Of the other subjects:  Irmgard Kern’s story is the most complicated and harrowing, and has many gaps. Unfortunately, I was unable to visit with her son Vincent Rexroth as I had hoped to in May, and he has not been at all forthcoming with any responses to my queries. (What was the name of her beloved dog in the 1970s?) Thomas Elsaesser, who is hoping to republish Irmgard’s husband’s magnificent book (H.G. Rexroth’s Der Wermuthstrauch), is also waiting for further information, and has had to put his plans for that book on hold. I will try to tackle the writing of Irmgard’s chapter next, and hope that I can pull together what I already have accumulated about her fascinating life.  Her amazingly insightful “Autobiografie,” published in 1934 in the liberal newspaper Frankfurter Zeitung, is really my main motivation for wanting to see this book materialize. I have transcribed and translated the segments, and think this will be a major contribution to literature about the life of women in Germany.

Finally, Anna Spitzmüller, my AUSTRIAN German Woman, will shift my story from Berlin to Vienna. Here, too, I had hoped to fill in many gaps (what was her aristocratic mother’s name???) when we were in Vienna. While we had to cancel that planned trip, I am now hoping that I might be able to travel there for 10 days in October to complete some necessary research. Fingers crossed that my recovery from surgery is complete, and we can afford for me to take the trip.  I am also finding that my research skills are failing me somewhat: Spitzi had great interaction with the Monuments Men at the end of the War, but I have been lax in trying to wade through the daunting layers of official documentation at the National Archives and elsewhere to get any substantiation of her claims about these events. I need to be more dogged in figuring out how to tackle online these documents, not all of which are available digitally.

My biggest concern now, however, is the tone of the book, and what to include in the introductory chapter.  As my blog essays show, I wrote about these women who I had known purely for personal interest, and then, for reasons that I can no longer really clarify, decided that I should expand their stories into a book.  I chose to submit the book proposal to Cambridge Scholars Press simply because I knew the people there, and was pretty certain they would accept the book for publication.  Now I find that this very academic press may not have been the best choice for presenting these stories. Their formats are extremely boring, geared for densely textual manuscripts, with little interest in any kind of graphic design.  For the first time in my writing career, I am writing something that is meant to be presented in a more readable, less academic, format. I have spent my life avoiding the inclusion of “I” and “my” in my writing, and now have to figure out how to be more personal while still including all the information.  And I do want photos, which does not appear to be that desirable for this publisher’s rigid format instructions.

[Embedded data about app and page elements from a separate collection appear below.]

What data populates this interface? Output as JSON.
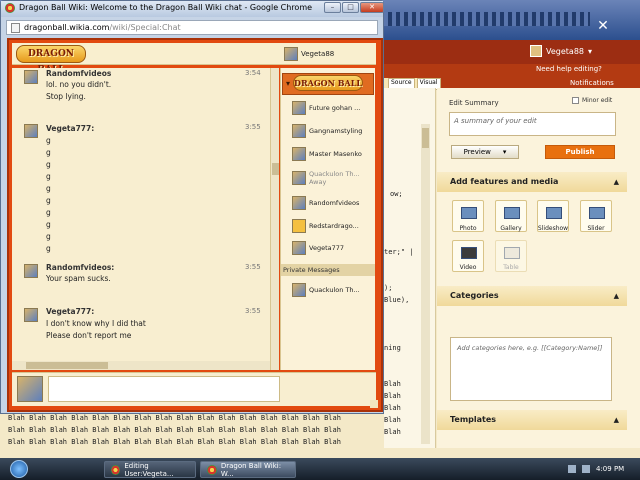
{
  "browser": {
    "window_title": "Dragon Ball Wiki: Welcome to the Dragon Ball Wiki chat - Google Chrome",
    "url_host": "dragonball.wikia.com",
    "url_path": "/wiki/Special:Chat"
  },
  "chat": {
    "logo_text": "DRAGON BALL",
    "current_user": "Vegeta88",
    "messages": [
      {
        "user": "Randomfvideos",
        "time": "3:54",
        "lines": [
          "lol. no you didn't.",
          "Stop lying."
        ]
      },
      {
        "user": "Vegeta777:",
        "time": "3:55",
        "lines": [
          "g",
          "g",
          "g",
          "g",
          "g",
          "g",
          "g",
          "g",
          "g",
          "g"
        ]
      },
      {
        "user": "Randomfvideos:",
        "time": "3:55",
        "lines": [
          "Your spam sucks."
        ]
      },
      {
        "user": "Vegeta777:",
        "time": "3:55",
        "lines": [
          "I don't know why I did that",
          "Please don't report me"
        ]
      }
    ],
    "users": [
      {
        "name": "Future gohan ...",
        "status": ""
      },
      {
        "name": "Gangnamstyling",
        "status": ""
      },
      {
        "name": "Master Masenko",
        "status": ""
      },
      {
        "name": "Quackulon Th...",
        "status": "Away"
      },
      {
        "name": "Randomfvideos",
        "status": ""
      },
      {
        "name": "Redstardrago...",
        "status": ""
      },
      {
        "name": "Vegeta777",
        "status": ""
      }
    ],
    "private_messages_label": "Private Messages",
    "private_messages": [
      {
        "name": "Quackulon Th..."
      }
    ]
  },
  "editor": {
    "user": "Vegeta88",
    "help_link": "Need help editing?",
    "notifications_link": "Notifications",
    "mode_tabs": [
      "Source",
      "Visual"
    ],
    "edit_summary_label": "Edit Summary",
    "minor_edit_label": "Minor edit",
    "summary_placeholder": "A summary of your edit",
    "preview_label": "Preview",
    "publish_label": "Publish",
    "features_heading": "Add features and media",
    "tools": [
      {
        "label": "Photo",
        "icon": "photo-icon"
      },
      {
        "label": "Gallery",
        "icon": "gallery-icon"
      },
      {
        "label": "Slideshow",
        "icon": "slideshow-icon"
      },
      {
        "label": "Slider",
        "icon": "slider-icon"
      },
      {
        "label": "Video",
        "icon": "video-icon"
      },
      {
        "label": "Table",
        "icon": "table-icon"
      }
    ],
    "categories_heading": "Categories",
    "categories_placeholder": "Add categories here, e.g. [[Category:Name]]",
    "templates_heading": "Templates",
    "code_fragments": [
      "ow;",
      "ter;\" |",
      ");",
      "Blue),",
      "ning",
      "Blah",
      "Blah",
      "Blah",
      "Blah",
      "Blah"
    ],
    "blah_text": "Blah Blah Blah Blah Blah Blah Blah Blah Blah Blah Blah Blah Blah Blah Blah Blah"
  },
  "taskbar": {
    "tasks": [
      "Editing User:Vegeta...",
      "Dragon Ball Wiki: W..."
    ],
    "clock": "4:09 PM"
  }
}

As for my introductory chapter, I have also had to remember that I am not obliged to be comprehensive–I’m not writing a dissertation, or trying to get tenure!  Since the literature on German history of the 20th century is vast, I have decided that I am going to write this chapter as a kind of bibliographic essay, referring only to the themes I want highlighted–the history of German women, women’s education, German responses to modernity and their relationship to the tumultuous events of their history. By emphasizing what I was looking for in the sources that I used to verify my opinions and themes, I don’t have to justify why I did not look at whatever materials others feel I “should” have included, if this were an academic exercise. As my first attempt at writing in a more intimate, journalistic style, and not about art historical topics per se, I am still grappling with how to divest myself of all those years of academic training!

So that’s where I am now, two weeks after major surgery, and with a new deadline from the publisher for the end of January 2020.  Wish me luck!  And please send any information you have about “my” women!